■ **Problem statement**
Every line below that has the string "this" needs to be copied.

Interface dataset entries:
#####
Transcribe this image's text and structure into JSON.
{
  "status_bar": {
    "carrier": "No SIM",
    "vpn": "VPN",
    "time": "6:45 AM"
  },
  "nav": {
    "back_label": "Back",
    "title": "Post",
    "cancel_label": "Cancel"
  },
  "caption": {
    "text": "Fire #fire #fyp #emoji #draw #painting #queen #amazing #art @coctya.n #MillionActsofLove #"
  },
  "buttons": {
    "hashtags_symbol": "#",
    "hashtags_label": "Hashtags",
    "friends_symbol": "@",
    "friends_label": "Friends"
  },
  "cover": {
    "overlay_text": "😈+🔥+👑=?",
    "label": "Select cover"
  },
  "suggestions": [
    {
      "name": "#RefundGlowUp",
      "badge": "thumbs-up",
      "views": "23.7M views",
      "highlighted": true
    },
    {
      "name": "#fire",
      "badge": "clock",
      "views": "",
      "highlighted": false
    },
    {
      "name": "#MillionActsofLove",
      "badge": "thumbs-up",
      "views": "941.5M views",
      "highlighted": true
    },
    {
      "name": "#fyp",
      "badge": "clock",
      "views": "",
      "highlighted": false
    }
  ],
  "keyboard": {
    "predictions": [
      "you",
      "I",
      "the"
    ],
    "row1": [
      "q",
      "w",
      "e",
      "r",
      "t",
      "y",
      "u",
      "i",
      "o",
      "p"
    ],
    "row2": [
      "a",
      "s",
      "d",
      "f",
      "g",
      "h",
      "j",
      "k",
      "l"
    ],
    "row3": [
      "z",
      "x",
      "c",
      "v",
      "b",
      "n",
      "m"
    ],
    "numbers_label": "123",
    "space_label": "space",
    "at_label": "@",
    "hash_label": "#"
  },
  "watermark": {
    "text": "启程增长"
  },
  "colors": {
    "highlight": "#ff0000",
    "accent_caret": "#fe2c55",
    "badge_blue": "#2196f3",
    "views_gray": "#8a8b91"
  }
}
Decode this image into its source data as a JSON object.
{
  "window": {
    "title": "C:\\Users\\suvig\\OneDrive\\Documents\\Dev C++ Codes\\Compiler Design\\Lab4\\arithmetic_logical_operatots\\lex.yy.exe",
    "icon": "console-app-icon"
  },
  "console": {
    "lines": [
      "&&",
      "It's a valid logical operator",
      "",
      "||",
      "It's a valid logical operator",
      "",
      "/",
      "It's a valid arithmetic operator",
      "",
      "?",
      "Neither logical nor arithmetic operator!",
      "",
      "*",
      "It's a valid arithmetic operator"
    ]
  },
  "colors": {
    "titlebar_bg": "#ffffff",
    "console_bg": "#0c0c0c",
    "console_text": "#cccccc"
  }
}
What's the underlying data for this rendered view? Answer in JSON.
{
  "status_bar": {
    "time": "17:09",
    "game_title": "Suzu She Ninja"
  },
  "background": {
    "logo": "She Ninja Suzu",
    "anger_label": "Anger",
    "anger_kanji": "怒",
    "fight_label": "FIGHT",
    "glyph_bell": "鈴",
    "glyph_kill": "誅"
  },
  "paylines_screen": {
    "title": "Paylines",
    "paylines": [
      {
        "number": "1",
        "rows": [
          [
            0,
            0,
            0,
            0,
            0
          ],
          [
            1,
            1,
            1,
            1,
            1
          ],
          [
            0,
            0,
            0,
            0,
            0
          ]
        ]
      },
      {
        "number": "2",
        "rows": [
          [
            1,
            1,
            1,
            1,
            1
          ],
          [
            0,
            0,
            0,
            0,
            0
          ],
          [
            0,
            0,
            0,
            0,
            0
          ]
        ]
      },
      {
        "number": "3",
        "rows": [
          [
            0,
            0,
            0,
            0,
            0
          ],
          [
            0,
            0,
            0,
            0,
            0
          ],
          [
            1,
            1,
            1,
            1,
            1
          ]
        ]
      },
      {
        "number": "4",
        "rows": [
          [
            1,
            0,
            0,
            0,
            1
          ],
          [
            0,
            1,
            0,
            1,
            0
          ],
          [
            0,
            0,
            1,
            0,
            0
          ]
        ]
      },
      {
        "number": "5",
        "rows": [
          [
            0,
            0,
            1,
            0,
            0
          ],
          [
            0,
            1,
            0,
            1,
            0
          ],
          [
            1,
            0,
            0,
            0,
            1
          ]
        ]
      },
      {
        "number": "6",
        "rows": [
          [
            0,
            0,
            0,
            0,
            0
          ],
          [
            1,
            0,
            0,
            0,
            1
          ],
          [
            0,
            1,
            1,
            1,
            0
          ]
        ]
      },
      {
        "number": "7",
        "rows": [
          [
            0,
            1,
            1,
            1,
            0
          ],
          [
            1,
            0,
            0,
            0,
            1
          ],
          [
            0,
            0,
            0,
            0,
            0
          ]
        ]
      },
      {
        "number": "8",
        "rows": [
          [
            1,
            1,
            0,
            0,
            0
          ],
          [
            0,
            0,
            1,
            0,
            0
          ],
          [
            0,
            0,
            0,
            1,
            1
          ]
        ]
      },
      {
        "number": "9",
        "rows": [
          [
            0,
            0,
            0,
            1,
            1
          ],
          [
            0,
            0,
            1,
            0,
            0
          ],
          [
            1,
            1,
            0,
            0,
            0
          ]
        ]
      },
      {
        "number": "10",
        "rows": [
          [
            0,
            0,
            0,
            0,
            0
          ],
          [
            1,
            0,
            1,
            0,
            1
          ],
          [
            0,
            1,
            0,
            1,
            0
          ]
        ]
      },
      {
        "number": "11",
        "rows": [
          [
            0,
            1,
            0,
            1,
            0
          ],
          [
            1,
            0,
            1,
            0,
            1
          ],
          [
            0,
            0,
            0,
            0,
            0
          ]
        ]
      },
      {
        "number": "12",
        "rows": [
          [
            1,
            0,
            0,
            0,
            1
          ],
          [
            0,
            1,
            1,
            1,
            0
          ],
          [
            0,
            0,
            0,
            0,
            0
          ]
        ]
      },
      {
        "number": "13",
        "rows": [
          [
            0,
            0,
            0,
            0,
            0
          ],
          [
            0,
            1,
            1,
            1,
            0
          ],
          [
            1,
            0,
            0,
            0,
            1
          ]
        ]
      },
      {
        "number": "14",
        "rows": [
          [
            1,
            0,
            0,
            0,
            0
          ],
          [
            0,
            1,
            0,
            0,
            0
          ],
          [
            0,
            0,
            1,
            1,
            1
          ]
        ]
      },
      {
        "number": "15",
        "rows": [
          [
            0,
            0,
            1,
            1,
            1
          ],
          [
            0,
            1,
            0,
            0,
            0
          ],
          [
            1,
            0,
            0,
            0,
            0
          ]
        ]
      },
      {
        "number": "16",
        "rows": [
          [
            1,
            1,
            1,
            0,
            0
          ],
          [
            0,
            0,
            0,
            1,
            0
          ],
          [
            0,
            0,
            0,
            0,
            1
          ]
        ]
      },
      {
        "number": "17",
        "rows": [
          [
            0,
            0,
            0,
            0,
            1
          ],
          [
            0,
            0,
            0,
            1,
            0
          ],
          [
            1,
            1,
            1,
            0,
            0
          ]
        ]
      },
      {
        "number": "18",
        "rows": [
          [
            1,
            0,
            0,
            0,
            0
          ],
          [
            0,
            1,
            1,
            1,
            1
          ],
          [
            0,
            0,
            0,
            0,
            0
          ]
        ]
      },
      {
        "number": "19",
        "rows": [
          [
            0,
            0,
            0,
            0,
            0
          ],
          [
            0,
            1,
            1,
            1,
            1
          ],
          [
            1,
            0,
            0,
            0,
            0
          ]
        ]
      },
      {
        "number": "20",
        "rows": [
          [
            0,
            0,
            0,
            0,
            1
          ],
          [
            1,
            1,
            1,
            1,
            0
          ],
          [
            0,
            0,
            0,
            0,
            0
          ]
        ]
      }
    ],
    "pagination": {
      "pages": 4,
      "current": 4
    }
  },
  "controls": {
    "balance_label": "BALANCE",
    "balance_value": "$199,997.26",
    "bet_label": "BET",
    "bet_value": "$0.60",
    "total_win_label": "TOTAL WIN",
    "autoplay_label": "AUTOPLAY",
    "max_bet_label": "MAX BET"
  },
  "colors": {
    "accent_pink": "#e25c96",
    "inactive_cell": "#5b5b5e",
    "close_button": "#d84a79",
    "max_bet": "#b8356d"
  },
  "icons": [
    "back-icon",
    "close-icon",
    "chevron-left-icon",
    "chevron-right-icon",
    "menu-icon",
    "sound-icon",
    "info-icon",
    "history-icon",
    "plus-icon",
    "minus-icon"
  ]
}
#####
■ **Your solution**
Transcribe this image's text and structure into JSON.
Decode this image into its source data as a JSON object.
What's the underlying data for this rendered view? Answer in JSON.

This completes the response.